_Problem to work on_: Every record shown below is to be output exactly.

The data: Begin

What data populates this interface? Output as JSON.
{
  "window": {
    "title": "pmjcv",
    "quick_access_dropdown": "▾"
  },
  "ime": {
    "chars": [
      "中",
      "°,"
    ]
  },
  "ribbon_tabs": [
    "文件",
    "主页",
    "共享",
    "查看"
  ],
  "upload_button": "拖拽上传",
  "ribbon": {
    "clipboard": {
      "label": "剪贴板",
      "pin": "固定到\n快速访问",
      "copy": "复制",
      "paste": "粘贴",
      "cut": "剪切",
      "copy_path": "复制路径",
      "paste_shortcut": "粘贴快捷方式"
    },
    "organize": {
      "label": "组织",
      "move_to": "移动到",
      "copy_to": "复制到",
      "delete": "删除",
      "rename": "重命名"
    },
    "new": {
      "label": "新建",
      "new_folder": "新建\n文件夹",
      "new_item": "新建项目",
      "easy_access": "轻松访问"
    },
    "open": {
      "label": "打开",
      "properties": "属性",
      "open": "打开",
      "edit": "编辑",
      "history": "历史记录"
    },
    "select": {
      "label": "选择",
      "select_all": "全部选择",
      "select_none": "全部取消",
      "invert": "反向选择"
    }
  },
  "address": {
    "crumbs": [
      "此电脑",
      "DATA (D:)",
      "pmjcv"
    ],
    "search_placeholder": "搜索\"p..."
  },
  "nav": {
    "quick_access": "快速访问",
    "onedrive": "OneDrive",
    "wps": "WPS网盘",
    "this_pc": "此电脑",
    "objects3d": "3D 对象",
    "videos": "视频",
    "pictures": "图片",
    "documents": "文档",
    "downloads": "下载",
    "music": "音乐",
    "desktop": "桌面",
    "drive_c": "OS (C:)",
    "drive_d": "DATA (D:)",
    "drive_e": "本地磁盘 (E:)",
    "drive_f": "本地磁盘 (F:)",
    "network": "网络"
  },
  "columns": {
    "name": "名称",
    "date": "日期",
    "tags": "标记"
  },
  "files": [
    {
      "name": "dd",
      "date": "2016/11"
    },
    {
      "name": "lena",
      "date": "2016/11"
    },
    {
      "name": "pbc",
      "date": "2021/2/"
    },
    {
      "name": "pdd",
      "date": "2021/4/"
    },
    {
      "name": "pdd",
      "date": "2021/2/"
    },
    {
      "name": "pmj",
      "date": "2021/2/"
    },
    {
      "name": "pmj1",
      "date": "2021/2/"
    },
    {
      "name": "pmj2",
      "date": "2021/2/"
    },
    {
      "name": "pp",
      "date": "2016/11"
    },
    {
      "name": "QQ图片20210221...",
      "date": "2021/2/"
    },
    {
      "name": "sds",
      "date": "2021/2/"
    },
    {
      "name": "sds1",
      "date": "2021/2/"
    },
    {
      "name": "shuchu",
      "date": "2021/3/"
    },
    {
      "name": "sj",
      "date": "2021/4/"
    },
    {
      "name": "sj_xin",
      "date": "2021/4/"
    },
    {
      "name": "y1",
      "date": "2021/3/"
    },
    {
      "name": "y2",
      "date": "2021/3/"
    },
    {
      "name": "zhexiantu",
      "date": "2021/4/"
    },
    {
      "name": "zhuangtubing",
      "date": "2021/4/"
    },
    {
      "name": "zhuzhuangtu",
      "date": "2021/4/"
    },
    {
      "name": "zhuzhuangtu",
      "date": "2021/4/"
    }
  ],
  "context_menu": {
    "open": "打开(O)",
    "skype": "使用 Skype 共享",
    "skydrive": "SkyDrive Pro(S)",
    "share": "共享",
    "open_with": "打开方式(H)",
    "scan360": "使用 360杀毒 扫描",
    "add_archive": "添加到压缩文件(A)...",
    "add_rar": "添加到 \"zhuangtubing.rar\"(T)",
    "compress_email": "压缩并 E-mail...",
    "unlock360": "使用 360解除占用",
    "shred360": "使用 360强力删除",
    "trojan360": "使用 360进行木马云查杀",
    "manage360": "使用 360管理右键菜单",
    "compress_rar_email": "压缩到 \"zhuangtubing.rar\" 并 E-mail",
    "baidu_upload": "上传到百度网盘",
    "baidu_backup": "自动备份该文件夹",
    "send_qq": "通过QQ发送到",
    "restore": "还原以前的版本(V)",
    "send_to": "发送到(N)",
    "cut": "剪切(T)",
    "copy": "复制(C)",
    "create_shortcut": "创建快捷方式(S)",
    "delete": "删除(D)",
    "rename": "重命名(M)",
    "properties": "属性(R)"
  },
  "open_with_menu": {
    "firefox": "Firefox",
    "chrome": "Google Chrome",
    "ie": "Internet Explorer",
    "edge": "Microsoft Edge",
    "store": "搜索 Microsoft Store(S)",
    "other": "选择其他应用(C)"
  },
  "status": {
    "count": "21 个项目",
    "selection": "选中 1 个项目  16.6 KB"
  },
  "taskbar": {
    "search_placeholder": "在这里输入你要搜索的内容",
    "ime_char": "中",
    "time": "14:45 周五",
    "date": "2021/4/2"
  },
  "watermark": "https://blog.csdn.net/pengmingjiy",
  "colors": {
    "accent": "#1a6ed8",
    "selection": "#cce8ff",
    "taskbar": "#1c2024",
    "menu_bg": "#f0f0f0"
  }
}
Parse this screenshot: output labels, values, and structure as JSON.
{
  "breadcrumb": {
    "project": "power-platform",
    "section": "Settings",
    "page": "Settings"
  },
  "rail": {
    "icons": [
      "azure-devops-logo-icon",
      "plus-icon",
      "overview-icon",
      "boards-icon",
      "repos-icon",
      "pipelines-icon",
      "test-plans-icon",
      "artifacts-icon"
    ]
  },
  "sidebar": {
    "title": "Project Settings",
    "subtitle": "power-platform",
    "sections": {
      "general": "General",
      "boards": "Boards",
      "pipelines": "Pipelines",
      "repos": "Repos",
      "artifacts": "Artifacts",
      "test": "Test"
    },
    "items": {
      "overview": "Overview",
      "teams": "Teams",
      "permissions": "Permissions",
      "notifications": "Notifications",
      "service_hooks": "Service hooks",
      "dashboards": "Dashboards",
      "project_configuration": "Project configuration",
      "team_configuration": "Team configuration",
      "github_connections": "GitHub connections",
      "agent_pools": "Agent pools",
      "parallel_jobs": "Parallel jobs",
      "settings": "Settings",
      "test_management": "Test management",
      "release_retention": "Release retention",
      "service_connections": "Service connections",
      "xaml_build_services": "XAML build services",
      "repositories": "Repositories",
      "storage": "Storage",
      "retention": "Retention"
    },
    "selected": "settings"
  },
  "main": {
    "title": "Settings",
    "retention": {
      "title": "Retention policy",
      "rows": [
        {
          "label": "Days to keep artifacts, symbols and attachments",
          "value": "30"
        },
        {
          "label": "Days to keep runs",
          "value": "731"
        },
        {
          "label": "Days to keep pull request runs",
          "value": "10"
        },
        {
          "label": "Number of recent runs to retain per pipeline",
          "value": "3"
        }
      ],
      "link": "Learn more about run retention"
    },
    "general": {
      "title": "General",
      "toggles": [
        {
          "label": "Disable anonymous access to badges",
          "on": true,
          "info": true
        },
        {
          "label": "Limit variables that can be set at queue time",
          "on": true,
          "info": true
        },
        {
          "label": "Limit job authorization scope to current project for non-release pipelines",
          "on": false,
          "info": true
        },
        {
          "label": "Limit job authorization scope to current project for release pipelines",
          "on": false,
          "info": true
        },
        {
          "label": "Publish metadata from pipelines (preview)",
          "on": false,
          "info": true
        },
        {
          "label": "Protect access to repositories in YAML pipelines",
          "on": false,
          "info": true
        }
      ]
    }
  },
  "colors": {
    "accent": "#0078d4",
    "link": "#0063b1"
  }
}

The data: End

_Output of the task_:
What data populates this interface? Output as JSON.
{
  "window": {
    "title": "pmjcv",
    "quick_access_dropdown": "▾"
  },
  "ime": {
    "chars": [
      "中",
      "°,"
    ]
  },
  "ribbon_tabs": [
    "文件",
    "主页",
    "共享",
    "查看"
  ],
  "upload_button": "拖拽上传",
  "ribbon": {
    "clipboard": {
      "label": "剪贴板",
      "pin": "固定到\n快速访问",
      "copy": "复制",
      "paste": "粘贴",
      "cut": "剪切",
      "copy_path": "复制路径",
      "paste_shortcut": "粘贴快捷方式"
    },
    "organize": {
      "label": "组织",
      "move_to": "移动到",
      "copy_to": "复制到",
      "delete": "删除",
      "rename": "重命名"
    },
    "new": {
      "label": "新建",
      "new_folder": "新建\n文件夹",
      "new_item": "新建项目",
      "easy_access": "轻松访问"
    },
    "open": {
      "label": "打开",
      "properties": "属性",
      "open": "打开",
      "edit": "编辑",
      "history": "历史记录"
    },
    "select": {
      "label": "选择",
      "select_all": "全部选择",
      "select_none": "全部取消",
      "invert": "反向选择"
    }
  },
  "address": {
    "crumbs": [
      "此电脑",
      "DATA (D:)",
      "pmjcv"
    ],
    "search_placeholder": "搜索\"p..."
  },
  "nav": {
    "quick_access": "快速访问",
    "onedrive": "OneDrive",
    "wps": "WPS网盘",
    "this_pc": "此电脑",
    "objects3d": "3D 对象",
    "videos": "视频",
    "pictures": "图片",
    "documents": "文档",
    "downloads": "下载",
    "music": "音乐",
    "desktop": "桌面",
    "drive_c": "OS (C:)",
    "drive_d": "DATA (D:)",
    "drive_e": "本地磁盘 (E:)",
    "drive_f": "本地磁盘 (F:)",
    "network": "网络"
  },
  "columns": {
    "name": "名称",
    "date": "日期",
    "tags": "标记"
  },
  "files": [
    {
      "name": "dd",
      "date": "2016/11"
    },
    {
      "name": "lena",
      "date": "2016/11"
    },
    {
      "name": "pbc",
      "date": "2021/2/"
    },
    {
      "name": "pdd",
      "date": "2021/4/"
    },
    {
      "name": "pdd",
      "date": "2021/2/"
    },
    {
      "name": "pmj",
      "date": "2021/2/"
    },
    {
      "name": "pmj1",
      "date": "2021/2/"
    },
    {
      "name": "pmj2",
      "date": "2021/2/"
    },
    {
      "name": "pp",
      "date": "2016/11"
    },
    {
      "name": "QQ图片20210221...",
      "date": "2021/2/"
    },
    {
      "name": "sds",
      "date": "2021/2/"
    },
    {
      "name": "sds1",
      "date": "2021/2/"
    },
    {
      "name": "shuchu",
      "date": "2021/3/"
    },
    {
      "name": "sj",
      "date": "2021/4/"
    },
    {
      "name": "sj_xin",
      "date": "2021/4/"
    },
    {
      "name": "y1",
      "date": "2021/3/"
    },
    {
      "name": "y2",
      "date": "2021/3/"
    },
    {
      "name": "zhexiantu",
      "date": "2021/4/"
    },
    {
      "name": "zhuangtubing",
      "date": "2021/4/"
    },
    {
      "name": "zhuzhuangtu",
      "date": "2021/4/"
    },
    {
      "name": "zhuzhuangtu",
      "date": "2021/4/"
    }
  ],
  "context_menu": {
    "open": "打开(O)",
    "skype": "使用 Skype 共享",
    "skydrive": "SkyDrive Pro(S)",
    "share": "共享",
    "open_with": "打开方式(H)",
    "scan360": "使用 360杀毒 扫描",
    "add_archive": "添加到压缩文件(A)...",
    "add_rar": "添加到 \"zhuangtubing.rar\"(T)",
    "compress_email": "压缩并 E-mail...",
    "unlock360": "使用 360解除占用",
    "shred360": "使用 360强力删除",
    "trojan360": "使用 360进行木马云查杀",
    "manage360": "使用 360管理右键菜单",
    "compress_rar_email": "压缩到 \"zhuangtubing.rar\" 并 E-mail",
    "baidu_upload": "上传到百度网盘",
    "baidu_backup": "自动备份该文件夹",
    "send_qq": "通过QQ发送到",
    "restore": "还原以前的版本(V)",
    "send_to": "发送到(N)",
    "cut": "剪切(T)",
    "copy": "复制(C)",
    "create_shortcut": "创建快捷方式(S)",
    "delete": "删除(D)",
    "rename": "重命名(M)",
    "properties": "属性(R)"
  },
  "open_with_menu": {
    "firefox": "Firefox",
    "chrome": "Google Chrome",
    "ie": "Internet Explorer",
    "edge": "Microsoft Edge",
    "store": "搜索 Microsoft Store(S)",
    "other": "选择其他应用(C)"
  },
  "status": {
    "count": "21 个项目",
    "selection": "选中 1 个项目  16.6 KB"
  },
  "taskbar": {
    "search_placeholder": "在这里输入你要搜索的内容",
    "ime_char": "中",
    "time": "14:45 周五",
    "date": "2021/4/2"
  },
  "watermark": "https://blog.csdn.net/pengmingjiy",
  "colors": {
    "accent": "#1a6ed8",
    "selection": "#cce8ff",
    "taskbar": "#1c2024",
    "menu_bg": "#f0f0f0"
  }
}
Parse this screenshot: output labels, values, and structure as JSON.
{
  "breadcrumb": {
    "project": "power-platform",
    "section": "Settings",
    "page": "Settings"
  },
  "rail": {
    "icons": [
      "azure-devops-logo-icon",
      "plus-icon",
      "overview-icon",
      "boards-icon",
      "repos-icon",
      "pipelines-icon",
      "test-plans-icon",
      "artifacts-icon"
    ]
  },
  "sidebar": {
    "title": "Project Settings",
    "subtitle": "power-platform",
    "sections": {
      "general": "General",
      "boards": "Boards",
      "pipelines": "Pipelines",
      "repos": "Repos",
      "artifacts": "Artifacts",
      "test": "Test"
    },
    "items": {
      "overview": "Overview",
      "teams": "Teams",
      "permissions": "Permissions",
      "notifications": "Notifications",
      "service_hooks": "Service hooks",
      "dashboards": "Dashboards",
      "project_configuration": "Project configuration",
      "team_configuration": "Team configuration",
      "github_connections": "GitHub connections",
      "agent_pools": "Agent pools",
      "parallel_jobs": "Parallel jobs",
      "settings": "Settings",
      "test_management": "Test management",
      "release_retention": "Release retention",
      "service_connections": "Service connections",
      "xaml_build_services": "XAML build services",
      "repositories": "Repositories",
      "storage": "Storage",
      "retention": "Retention"
    },
    "selected": "settings"
  },
  "main": {
    "title": "Settings",
    "retention": {
      "title": "Retention policy",
      "rows": [
        {
          "label": "Days to keep artifacts, symbols and attachments",
          "value": "30"
        },
        {
          "label": "Days to keep runs",
          "value": "731"
        },
        {
          "label": "Days to keep pull request runs",
          "value": "10"
        },
        {
          "label": "Number of recent runs to retain per pipeline",
          "value": "3"
        }
      ],
      "link": "Learn more about run retention"
    },
    "general": {
      "title": "General",
      "toggles": [
        {
          "label": "Disable anonymous access to badges",
          "on": true,
          "info": true
        },
        {
          "label": "Limit variables that can be set at queue time",
          "on": true,
          "info": true
        },
        {
          "label": "Limit job authorization scope to current project for non-release pipelines",
          "on": false,
          "info": true
        },
        {
          "label": "Limit job authorization scope to current project for release pipelines",
          "on": false,
          "info": true
        },
        {
          "label": "Publish metadata from pipelines (preview)",
          "on": false,
          "info": true
        },
        {
          "label": "Protect access to repositories in YAML pipelines",
          "on": false,
          "info": true
        }
      ]
    }
  },
  "colors": {
    "accent": "#0078d4",
    "link": "#0063b1"
  }
}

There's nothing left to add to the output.